++++ ENTRIES SUPPLIED

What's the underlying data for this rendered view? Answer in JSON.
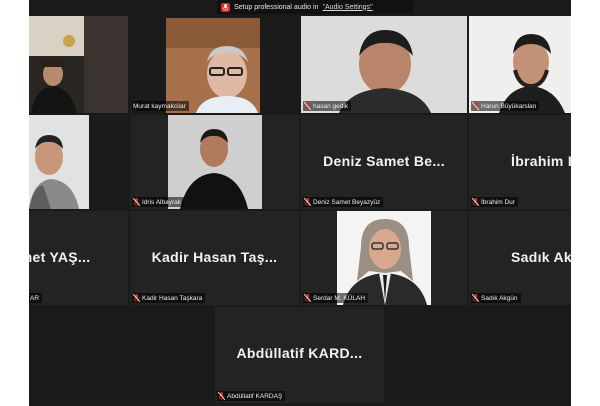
{
  "banner": {
    "text": "Setup professional audio in",
    "link": "\"Audio Settings\""
  },
  "tiles": [
    {
      "name": ""
    },
    {
      "name": "Murat kaymakcilar"
    },
    {
      "name": "hasan gedik"
    },
    {
      "name": "Harun Büyükarslan"
    },
    {
      "name": ""
    },
    {
      "name": "Idris Albayrak"
    },
    {
      "name": "Deniz Samet Beyazyüz",
      "big": "Deniz Samet Be..."
    },
    {
      "name": "İbrahim Dur",
      "big": "İbrahim I"
    },
    {
      "name": "AR",
      "big": "mmet YAŞ..."
    },
    {
      "name": "Kadir Hasan Taşkara",
      "big": "Kadir Hasan Taş..."
    },
    {
      "name": "Serdar M. KÜLAH"
    },
    {
      "name": "Sadık Akgün",
      "big": "Sadık Akgi"
    },
    {
      "name": "Abdüllatif KARDAŞ",
      "big": "Abdüllatif KARD..."
    }
  ],
  "colors": {
    "active_border": "#e6e84a",
    "muted_mic": "#d93025",
    "tile_bg": "#232323"
  },
  "icons": {
    "muted": "mic-muted-icon",
    "banner": "mic-icon"
  }
}
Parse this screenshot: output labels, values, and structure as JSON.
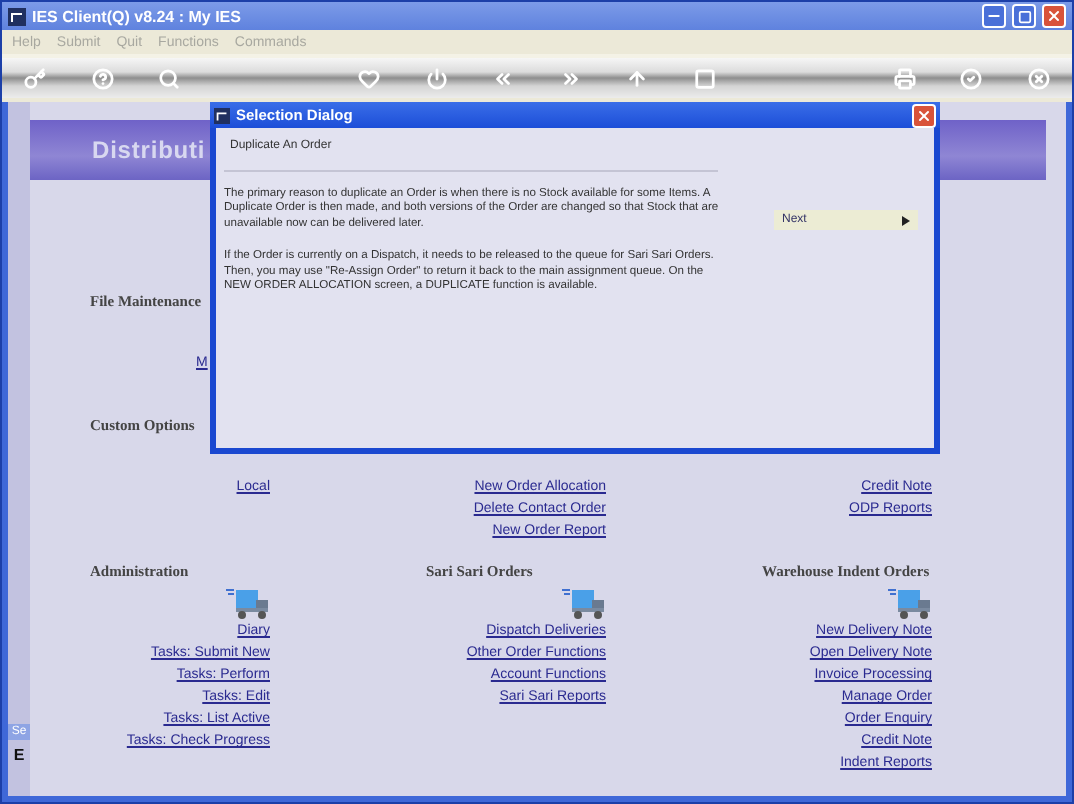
{
  "window": {
    "title": "IES Client(Q) v8.24 : My IES"
  },
  "menu": [
    "Help",
    "Submit",
    "Quit",
    "Functions",
    "Commands"
  ],
  "page": {
    "title": "Distributi"
  },
  "top_groups": [
    {
      "heading": "File Maintenance",
      "kind": "partial",
      "columns": [
        [
          "M"
        ]
      ]
    },
    {
      "heading": "Custom Options",
      "kind": "columns",
      "columns": [
        [
          "Local"
        ],
        [
          "New Order Allocation",
          "Delete Contact Order",
          "New Order Report"
        ],
        [
          "Credit Note",
          "ODP Reports"
        ]
      ]
    }
  ],
  "columns": [
    {
      "heading": "Administration",
      "links": [
        "Diary",
        "Tasks: Submit New",
        "Tasks: Perform",
        "Tasks: Edit",
        "Tasks: List Active",
        "Tasks: Check Progress"
      ]
    },
    {
      "heading": "Sari Sari Orders",
      "links": [
        "Dispatch Deliveries",
        "Other Order Functions",
        "Account Functions",
        "Sari Sari Reports"
      ]
    },
    {
      "heading": "Warehouse Indent Orders",
      "links": [
        "New Delivery Note",
        "Open Delivery Note",
        "Invoice Processing",
        "Manage Order",
        "Order Enquiry",
        "Credit Note",
        "Indent Reports"
      ]
    }
  ],
  "side_tab": {
    "label": "Se",
    "glyph": "E"
  },
  "dialog": {
    "title": "Selection Dialog",
    "subtitle": "Duplicate An Order",
    "paragraphs": [
      "The primary reason to duplicate an Order is when there is no Stock available for some Items. A Duplicate Order is then made, and both versions of the Order are changed so that Stock that are unavailable now can be delivered later.",
      "If the Order is currently on a Dispatch, it needs to be released to the queue for Sari Sari Orders. Then, you may use \"Re-Assign Order\" to return it back to the main assignment queue. On the NEW ORDER ALLOCATION screen, a DUPLICATE function is available."
    ],
    "options": [
      {
        "label": "Next",
        "selected": true
      }
    ]
  }
}
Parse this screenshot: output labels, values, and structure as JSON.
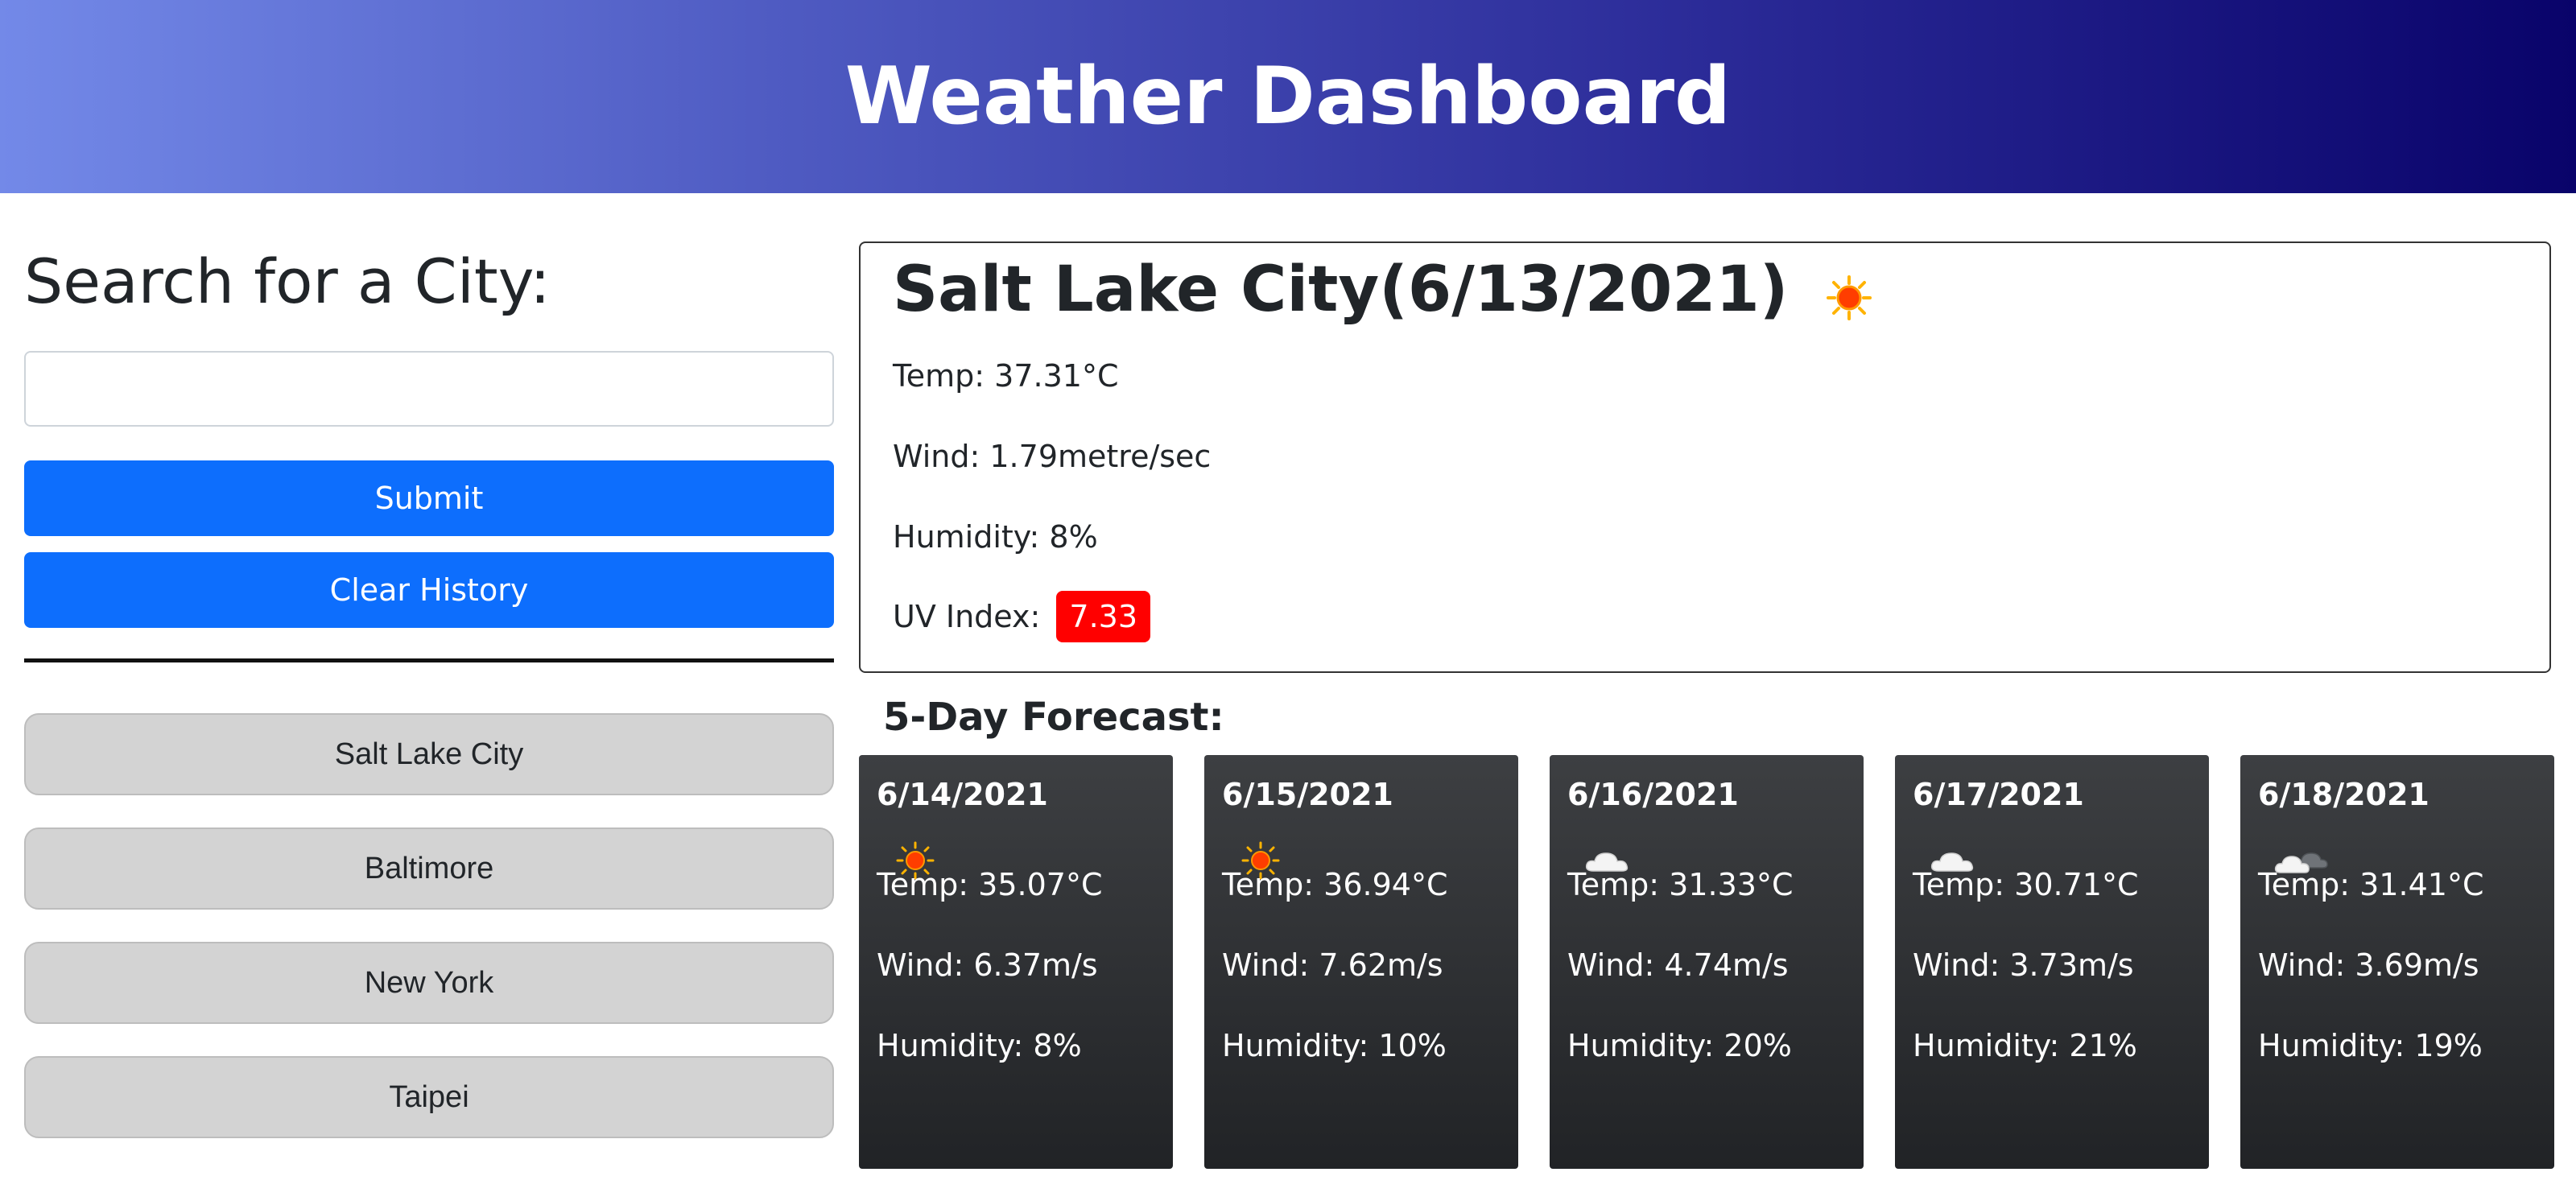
{
  "header": {
    "title": "Weather Dashboard"
  },
  "search": {
    "title": "Search for a City:",
    "input_value": "",
    "submit_label": "Submit",
    "clear_label": "Clear History"
  },
  "history": [
    "Salt Lake City",
    "Baltimore",
    "New York",
    "Taipei"
  ],
  "current": {
    "title": "Salt Lake City(6/13/2021)",
    "icon": "sun-icon",
    "temp": "Temp: 37.31°C",
    "wind": "Wind: 1.79metre/sec",
    "humidity": "Humidity: 8%",
    "uv_label": "UV Index:",
    "uv_value": "7.33",
    "uv_color": "#ff0000"
  },
  "forecast": {
    "title": "5-Day Forecast:",
    "days": [
      {
        "date": "6/14/2021",
        "icon": "sun-icon",
        "temp": "Temp: 35.07°C",
        "wind": "Wind: 6.37m/s",
        "humidity": "Humidity: 8%"
      },
      {
        "date": "6/15/2021",
        "icon": "sun-icon",
        "temp": "Temp: 36.94°C",
        "wind": "Wind: 7.62m/s",
        "humidity": "Humidity: 10%"
      },
      {
        "date": "6/16/2021",
        "icon": "cloud-icon",
        "temp": "Temp: 31.33°C",
        "wind": "Wind: 4.74m/s",
        "humidity": "Humidity: 20%"
      },
      {
        "date": "6/17/2021",
        "icon": "cloud-icon",
        "temp": "Temp: 30.71°C",
        "wind": "Wind: 3.73m/s",
        "humidity": "Humidity: 21%"
      },
      {
        "date": "6/18/2021",
        "icon": "dark-cloud-icon",
        "temp": "Temp: 31.41°C",
        "wind": "Wind: 3.69m/s",
        "humidity": "Humidity: 19%"
      }
    ]
  },
  "colors": {
    "header_gradient_start": "#7389e8",
    "header_gradient_end": "#09036a",
    "primary_button": "#0d6efd",
    "history_button": "#d3d3d3",
    "forecast_card": "#2b2d30"
  }
}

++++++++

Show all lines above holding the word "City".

    "title": "Search for a City:",
    "Salt Lake City",
    "title": "Salt Lake City(6/13/2021)",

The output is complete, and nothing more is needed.